━━ Data under study ━━

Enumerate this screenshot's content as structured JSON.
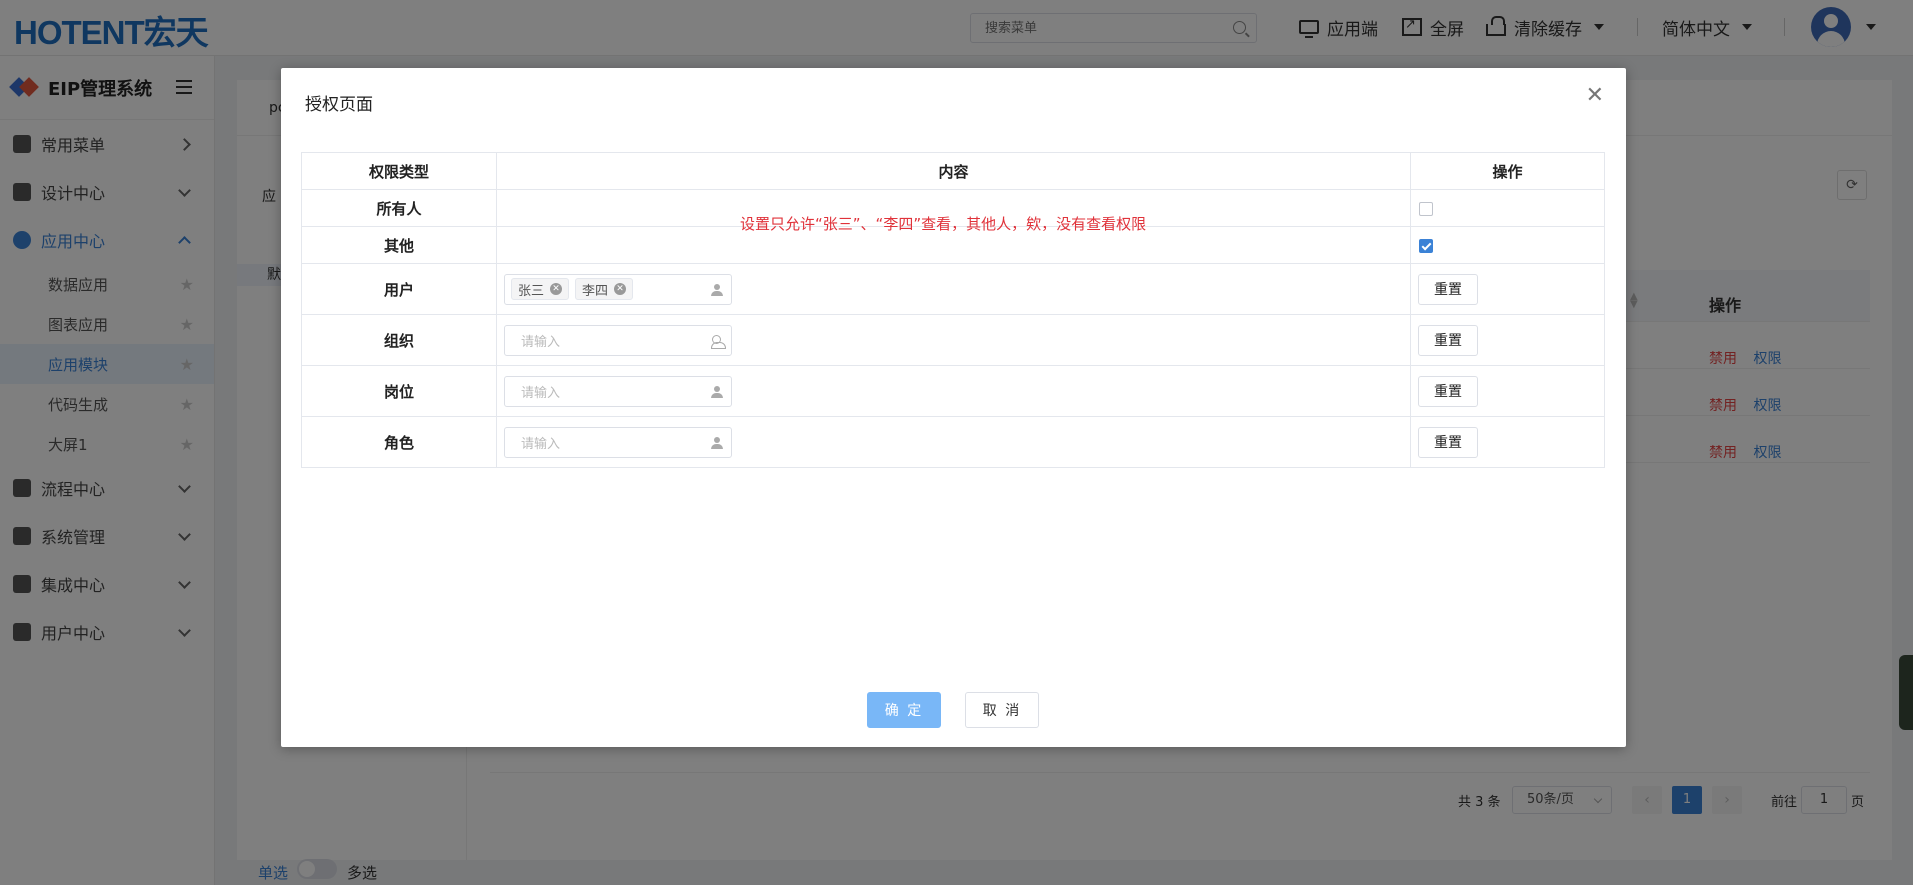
{
  "header": {
    "logo_text": "HOTENT宏天",
    "search_placeholder": "搜索菜单",
    "actions": {
      "app_client": "应用端",
      "fullscreen": "全屏",
      "clear_cache": "清除缓存",
      "language": "简体中文"
    }
  },
  "sidebar": {
    "system_title": "EIP管理系统",
    "menu": [
      {
        "label": "常用菜单",
        "icon": "grid-icon"
      },
      {
        "label": "设计中心",
        "icon": "design-icon"
      },
      {
        "label": "应用中心",
        "icon": "apps-icon"
      },
      {
        "label": "流程中心",
        "icon": "flow-icon"
      },
      {
        "label": "系统管理",
        "icon": "gear-icon"
      },
      {
        "label": "集成中心",
        "icon": "layers-icon"
      },
      {
        "label": "用户中心",
        "icon": "user-icon"
      }
    ],
    "submenu": [
      "数据应用",
      "图表应用",
      "应用模块",
      "代码生成",
      "大屏1"
    ],
    "active_submenu": "应用模块",
    "single_label": "单选",
    "multi_label": "多选"
  },
  "background": {
    "tab_label": "pc",
    "tree_root": "应",
    "tree_selected": "默",
    "table_op_header": "操作",
    "row_actions": {
      "disable": "禁用",
      "permission": "权限"
    },
    "row_count": 3
  },
  "pagination": {
    "total": "共 3 条",
    "page_size": "50条/页",
    "current_page": "1",
    "goto_label": "前往",
    "goto_value": "1",
    "page_suffix": "页"
  },
  "dialog": {
    "title": "授权页面",
    "columns": {
      "type": "权限类型",
      "content": "内容",
      "action": "操作"
    },
    "rows": {
      "everyone": {
        "label": "所有人",
        "checked": false
      },
      "other": {
        "label": "其他",
        "checked": true
      },
      "user": {
        "label": "用户",
        "tags": [
          "张三",
          "李四"
        ],
        "reset": "重置"
      },
      "org": {
        "label": "组织",
        "placeholder": "请输入",
        "reset": "重置"
      },
      "position": {
        "label": "岗位",
        "placeholder": "请输入",
        "reset": "重置"
      },
      "role": {
        "label": "角色",
        "placeholder": "请输入",
        "reset": "重置"
      }
    },
    "note": "设置只允许“张三”、“李四”查看，其他人，欸，没有查看权限",
    "confirm": "确 定",
    "cancel": "取 消"
  },
  "colors": {
    "primary": "#3b82d6",
    "danger": "#e64545",
    "note": "#e0323a",
    "confirm_disabled": "#79b7f7"
  }
}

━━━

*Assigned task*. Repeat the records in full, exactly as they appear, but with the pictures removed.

*Answer to the problem*.
Enumerate this screenshot's content as structured JSON.
{
  "header": {
    "logo_text": "HOTENT宏天",
    "search_placeholder": "搜索菜单",
    "actions": {
      "app_client": "应用端",
      "fullscreen": "全屏",
      "clear_cache": "清除缓存",
      "language": "简体中文"
    }
  },
  "sidebar": {
    "system_title": "EIP管理系统",
    "menu": [
      {
        "label": "常用菜单",
        "icon": "grid-icon"
      },
      {
        "label": "设计中心",
        "icon": "design-icon"
      },
      {
        "label": "应用中心",
        "icon": "apps-icon"
      },
      {
        "label": "流程中心",
        "icon": "flow-icon"
      },
      {
        "label": "系统管理",
        "icon": "gear-icon"
      },
      {
        "label": "集成中心",
        "icon": "layers-icon"
      },
      {
        "label": "用户中心",
        "icon": "user-icon"
      }
    ],
    "submenu": [
      "数据应用",
      "图表应用",
      "应用模块",
      "代码生成",
      "大屏1"
    ],
    "active_submenu": "应用模块",
    "single_label": "单选",
    "multi_label": "多选"
  },
  "background": {
    "tab_label": "pc",
    "tree_root": "应",
    "tree_selected": "默",
    "table_op_header": "操作",
    "row_actions": {
      "disable": "禁用",
      "permission": "权限"
    },
    "row_count": 3
  },
  "pagination": {
    "total": "共 3 条",
    "page_size": "50条/页",
    "current_page": "1",
    "goto_label": "前往",
    "goto_value": "1",
    "page_suffix": "页"
  },
  "dialog": {
    "title": "授权页面",
    "columns": {
      "type": "权限类型",
      "content": "内容",
      "action": "操作"
    },
    "rows": {
      "everyone": {
        "label": "所有人",
        "checked": false
      },
      "other": {
        "label": "其他",
        "checked": true
      },
      "user": {
        "label": "用户",
        "tags": [
          "张三",
          "李四"
        ],
        "reset": "重置"
      },
      "org": {
        "label": "组织",
        "placeholder": "请输入",
        "reset": "重置"
      },
      "position": {
        "label": "岗位",
        "placeholder": "请输入",
        "reset": "重置"
      },
      "role": {
        "label": "角色",
        "placeholder": "请输入",
        "reset": "重置"
      }
    },
    "note": "设置只允许“张三”、“李四”查看，其他人，欸，没有查看权限",
    "confirm": "确 定",
    "cancel": "取 消"
  },
  "colors": {
    "primary": "#3b82d6",
    "danger": "#e64545",
    "note": "#e0323a",
    "confirm_disabled": "#79b7f7"
  }
}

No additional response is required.